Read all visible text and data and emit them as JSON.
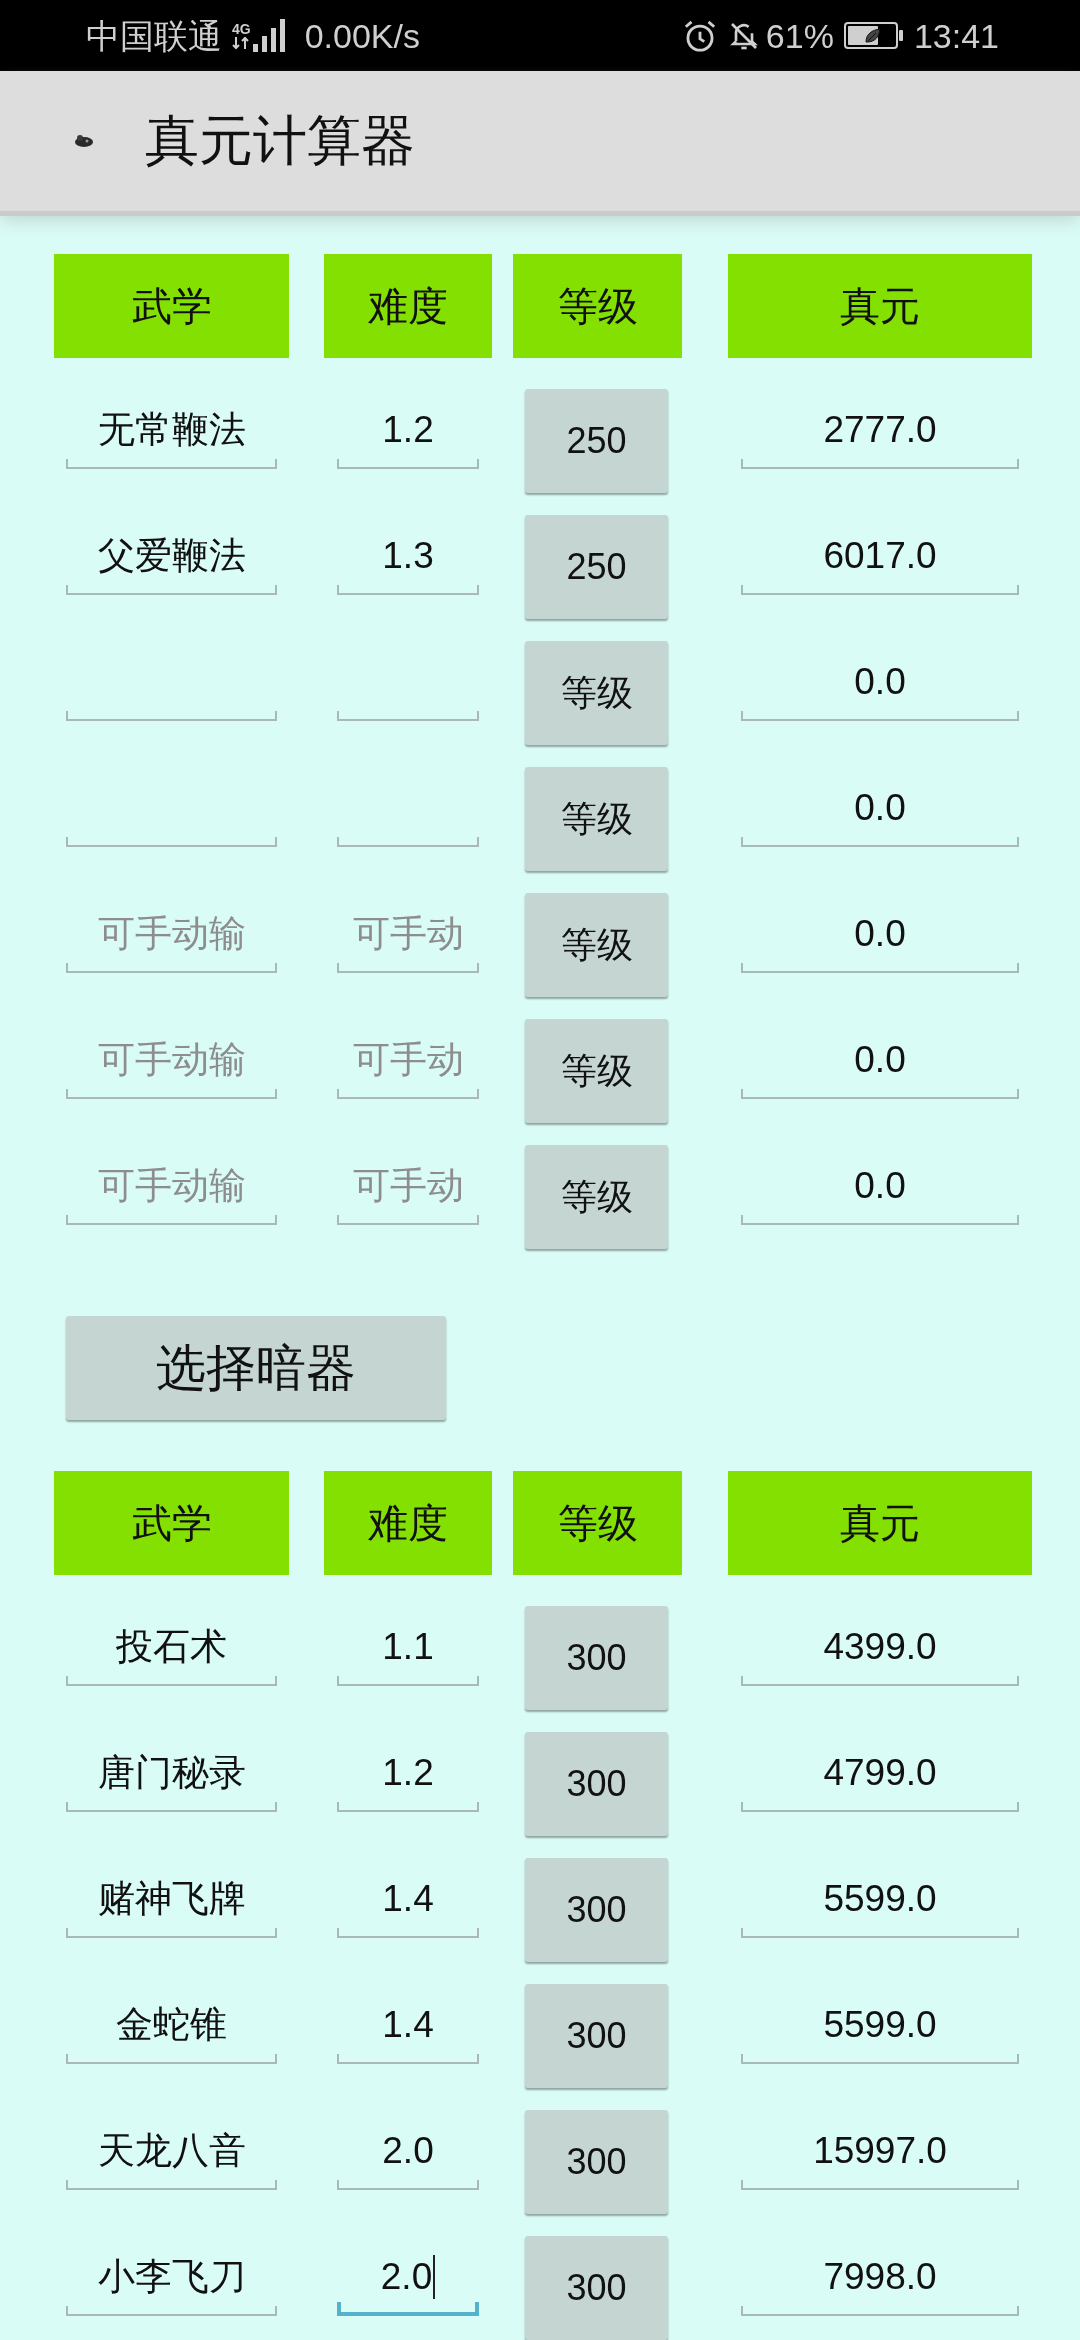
{
  "status_bar": {
    "carrier": "中国联通",
    "network_type": "4G",
    "speed": "0.00K/s",
    "battery": "61%",
    "time": "13:41"
  },
  "app_bar": {
    "title": "真元计算器"
  },
  "skills_table": {
    "columns": [
      "武学",
      "难度",
      "等级",
      "真元"
    ],
    "rows": [
      {
        "name": {
          "value": "无常鞭法"
        },
        "difficulty": {
          "value": "1.2",
          "focused": false
        },
        "level": "250",
        "result": "2777.0"
      },
      {
        "name": {
          "value": "父爱鞭法"
        },
        "difficulty": {
          "value": "1.3",
          "focused": false
        },
        "level": "250",
        "result": "6017.0"
      },
      {
        "difficulty": {
          "focused": false
        },
        "level": "等级",
        "result": "0.0"
      },
      {
        "difficulty": {
          "focused": false
        },
        "level": "等级",
        "result": "0.0"
      },
      {
        "name": {
          "placeholder": "可手动输"
        },
        "difficulty": {
          "placeholder": "可手动",
          "focused": false
        },
        "level": "等级",
        "result": "0.0"
      },
      {
        "name": {
          "placeholder": "可手动输"
        },
        "difficulty": {
          "placeholder": "可手动",
          "focused": false
        },
        "level": "等级",
        "result": "0.0"
      },
      {
        "name": {
          "placeholder": "可手动输"
        },
        "difficulty": {
          "placeholder": "可手动",
          "focused": false
        },
        "level": "等级",
        "result": "0.0"
      }
    ]
  },
  "weapon_button": "选择暗器",
  "weapons_table": {
    "columns": [
      "武学",
      "难度",
      "等级",
      "真元"
    ],
    "rows": [
      {
        "name": {
          "value": "投石术"
        },
        "difficulty": {
          "value": "1.1",
          "focused": false
        },
        "level": "300",
        "result": "4399.0"
      },
      {
        "name": {
          "value": "唐门秘录"
        },
        "difficulty": {
          "value": "1.2",
          "focused": false
        },
        "level": "300",
        "result": "4799.0"
      },
      {
        "name": {
          "value": "赌神飞牌"
        },
        "difficulty": {
          "value": "1.4",
          "focused": false
        },
        "level": "300",
        "result": "5599.0"
      },
      {
        "name": {
          "value": "金蛇锥"
        },
        "difficulty": {
          "value": "1.4",
          "focused": false
        },
        "level": "300",
        "result": "5599.0"
      },
      {
        "name": {
          "value": "天龙八音"
        },
        "difficulty": {
          "value": "2.0",
          "focused": false
        },
        "level": "300",
        "result": "15997.0"
      },
      {
        "name": {
          "value": "小李飞刀"
        },
        "difficulty": {
          "value": "2.0",
          "focused": true
        },
        "level": "300",
        "result": "7998.0"
      }
    ]
  }
}
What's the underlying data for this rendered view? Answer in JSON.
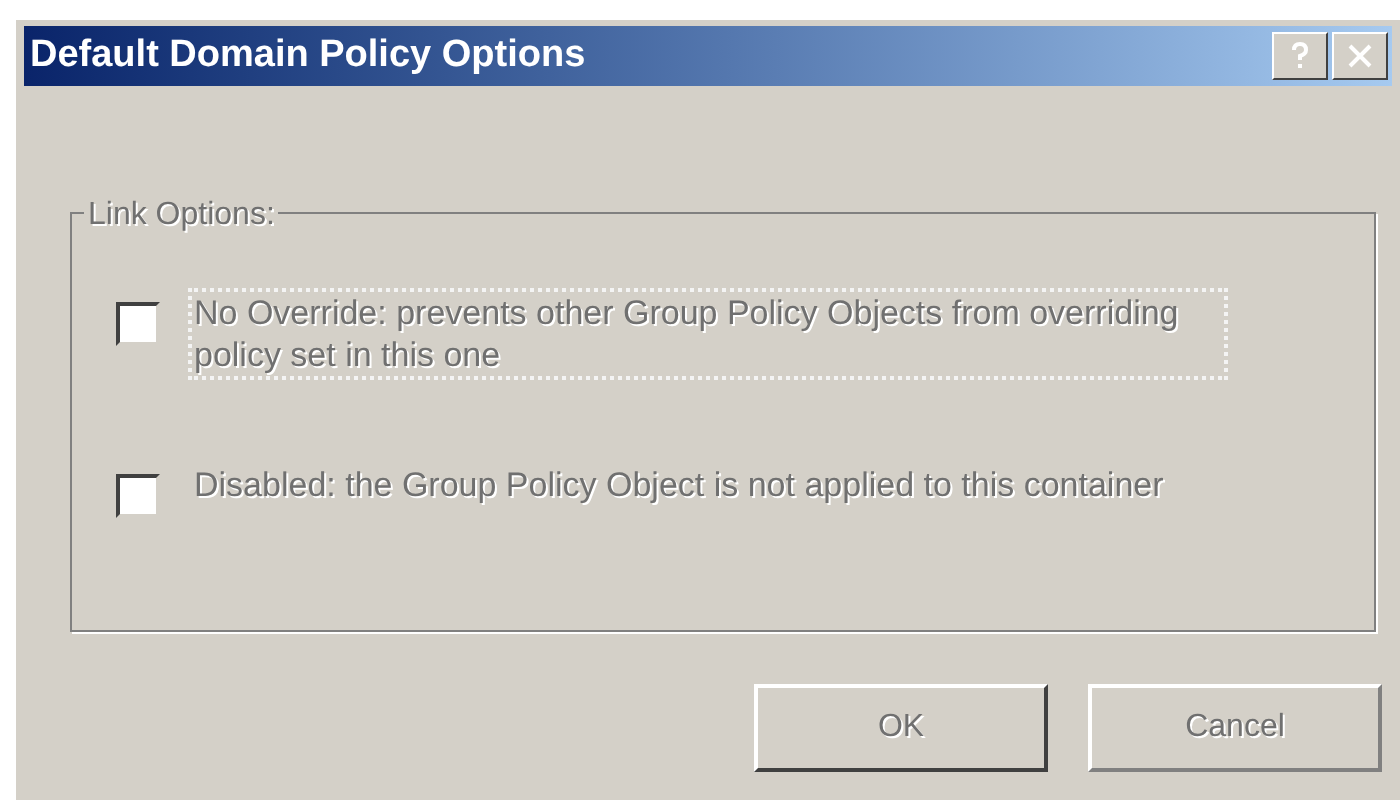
{
  "window": {
    "title": "Default Domain Policy Options"
  },
  "group": {
    "label": "Link Options:"
  },
  "options": [
    {
      "text": "No Override: prevents other Group Policy Objects from overriding policy set in this one",
      "checked": false,
      "focused": true
    },
    {
      "text": "Disabled: the Group Policy Object is not applied to this container",
      "checked": false,
      "focused": false
    }
  ],
  "buttons": [
    "OK",
    "Cancel"
  ]
}
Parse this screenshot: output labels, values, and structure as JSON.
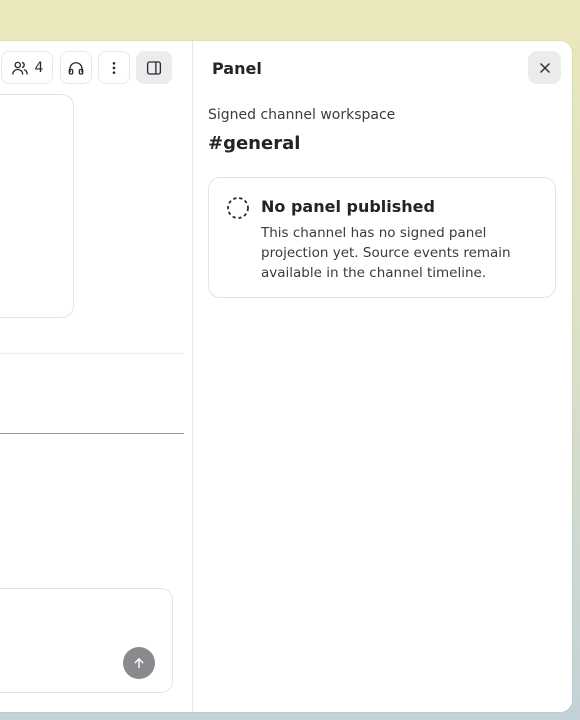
{
  "toolbar": {
    "members_count": "4"
  },
  "panel": {
    "title": "Panel",
    "subtitle": "Signed channel workspace",
    "channel": "#general",
    "empty_state": {
      "title": "No panel published",
      "description": "This channel has no signed panel projection yet. Source events remain available in the channel timeline."
    }
  }
}
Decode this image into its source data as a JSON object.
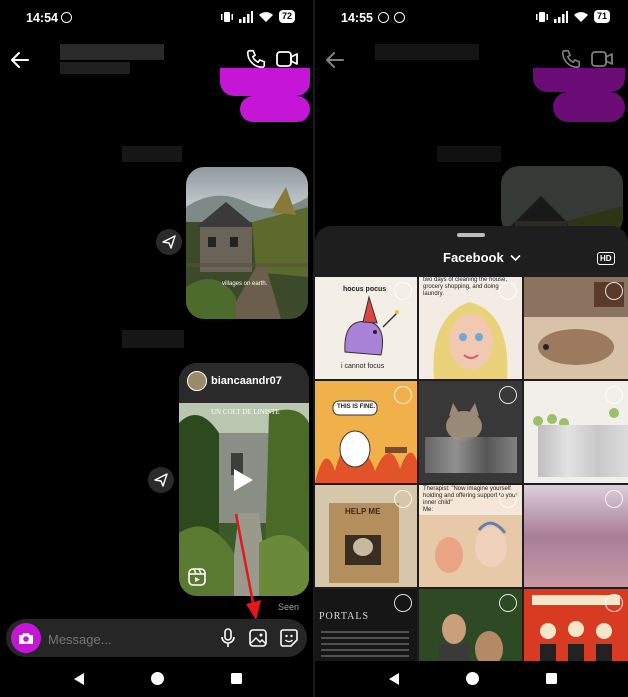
{
  "left": {
    "status": {
      "time": "14:54",
      "battery": "72"
    },
    "seen_label": "Seen",
    "reel_username": "biancaandr07",
    "post1_caption": "villages on earth.",
    "reel_overlay_text": "UN COLT DE LINISTE",
    "composer": {
      "placeholder": "Message..."
    }
  },
  "right": {
    "status": {
      "time": "14:55",
      "battery": "71"
    },
    "sheet": {
      "album": "Facebook",
      "hd_badge": "HD"
    },
    "gallery": {
      "hocus_top": "hocus pocus",
      "hocus_bottom": "i cannot focus",
      "note_text": "two days of cleaning the house, grocery shopping, and doing laundry.",
      "fine_text": "THIS IS FINE.",
      "therapist_text": "Therapist: \"Now imagine yourself holding and offering support to your inner child\"\nMe:",
      "box_text": "HELP ME",
      "portals_text": "PORTALS"
    }
  },
  "colors": {
    "accent": "#c516d8",
    "bg": "#000000",
    "sheet": "#1e1e1e"
  }
}
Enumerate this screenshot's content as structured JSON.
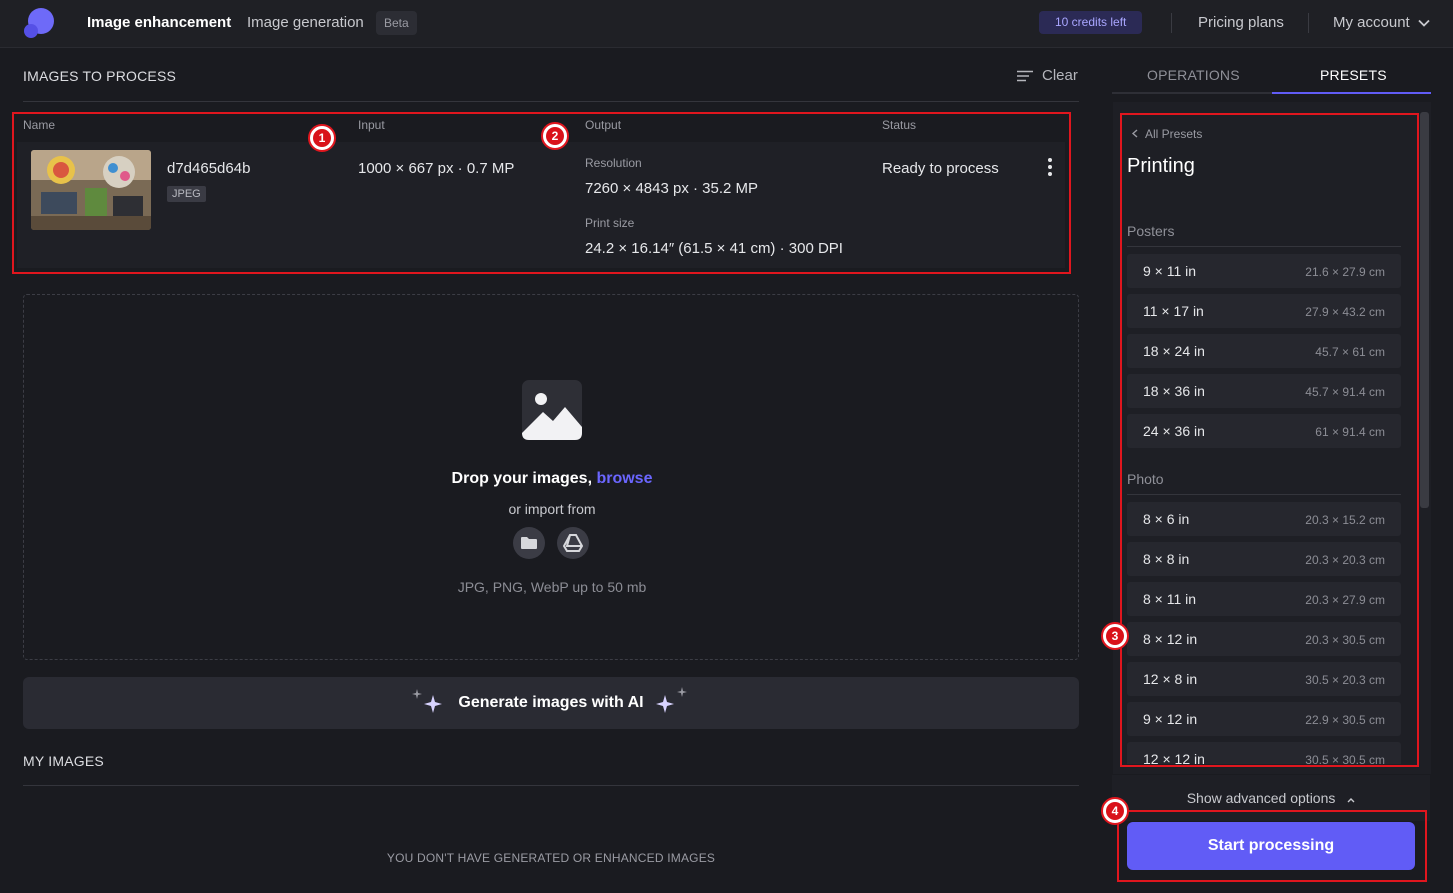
{
  "header": {
    "nav_enhance": "Image enhancement",
    "nav_generate": "Image generation",
    "beta_badge": "Beta",
    "credits": "10 credits left",
    "pricing": "Pricing plans",
    "account": "My account"
  },
  "process": {
    "title": "IMAGES TO PROCESS",
    "clear": "Clear",
    "columns": {
      "name": "Name",
      "input": "Input",
      "output": "Output",
      "status": "Status"
    },
    "row": {
      "filename": "d7d465d64b",
      "format": "JPEG",
      "input": "1000 × 667 px · 0.7 MP",
      "resolution_label": "Resolution",
      "resolution": "7260 × 4843 px · 35.2 MP",
      "print_label": "Print size",
      "print": "24.2 × 16.14″ (61.5 × 41 cm) · 300 DPI",
      "status": "Ready to process"
    }
  },
  "dropzone": {
    "title": "Drop your images, ",
    "browse": "browse",
    "import": "or import from",
    "hint": "JPG, PNG, WebP up to 50 mb"
  },
  "generate_label": "Generate images with AI",
  "my_images": {
    "title": "MY IMAGES",
    "empty": "YOU DON'T HAVE GENERATED OR ENHANCED IMAGES"
  },
  "panel": {
    "tabs": [
      "OPERATIONS",
      "PRESETS"
    ],
    "active_tab": "PRESETS",
    "back": "All Presets",
    "title": "Printing",
    "groups": [
      {
        "label": "Posters",
        "items": [
          {
            "name": "9 × 11 in",
            "cm": "21.6 × 27.9 cm"
          },
          {
            "name": "11 × 17 in",
            "cm": "27.9 × 43.2 cm"
          },
          {
            "name": "18 × 24 in",
            "cm": "45.7 × 61 cm"
          },
          {
            "name": "18 × 36 in",
            "cm": "45.7 × 91.4 cm"
          },
          {
            "name": "24 × 36 in",
            "cm": "61 × 91.4 cm"
          }
        ]
      },
      {
        "label": "Photo",
        "items": [
          {
            "name": "8 × 6 in",
            "cm": "20.3 × 15.2 cm"
          },
          {
            "name": "8 × 8 in",
            "cm": "20.3 × 20.3 cm"
          },
          {
            "name": "8 × 11 in",
            "cm": "20.3 × 27.9 cm"
          },
          {
            "name": "8 × 12 in",
            "cm": "20.3 × 30.5 cm"
          },
          {
            "name": "12 × 8 in",
            "cm": "30.5 × 20.3 cm"
          },
          {
            "name": "9 × 12 in",
            "cm": "22.9 × 30.5 cm"
          },
          {
            "name": "12 × 12 in",
            "cm": "30.5 × 30.5 cm"
          }
        ]
      }
    ],
    "advanced": "Show advanced options",
    "start": "Start processing"
  },
  "annotations": [
    "1",
    "2",
    "3",
    "4"
  ],
  "colors": {
    "accent": "#615cf6",
    "link": "#6b66ff",
    "annotation": "#e0161e",
    "background": "#1a1b20"
  }
}
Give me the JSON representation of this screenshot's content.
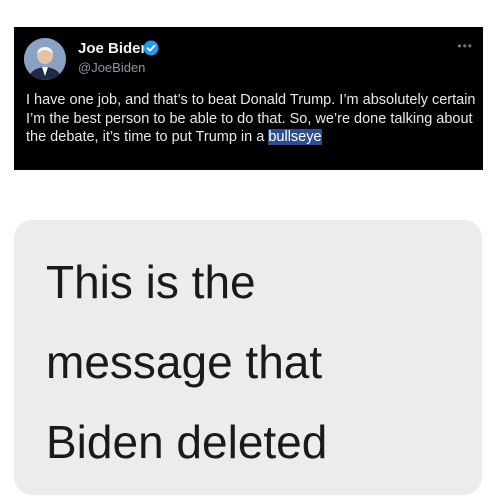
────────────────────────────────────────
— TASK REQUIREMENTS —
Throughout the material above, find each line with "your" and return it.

— TASK RESPONSE —
      "therapist_text": "Therapist: \"Now imagine yourself holding and offering support to your inner child\"\nMe:",
    "title": "Drop your images, ",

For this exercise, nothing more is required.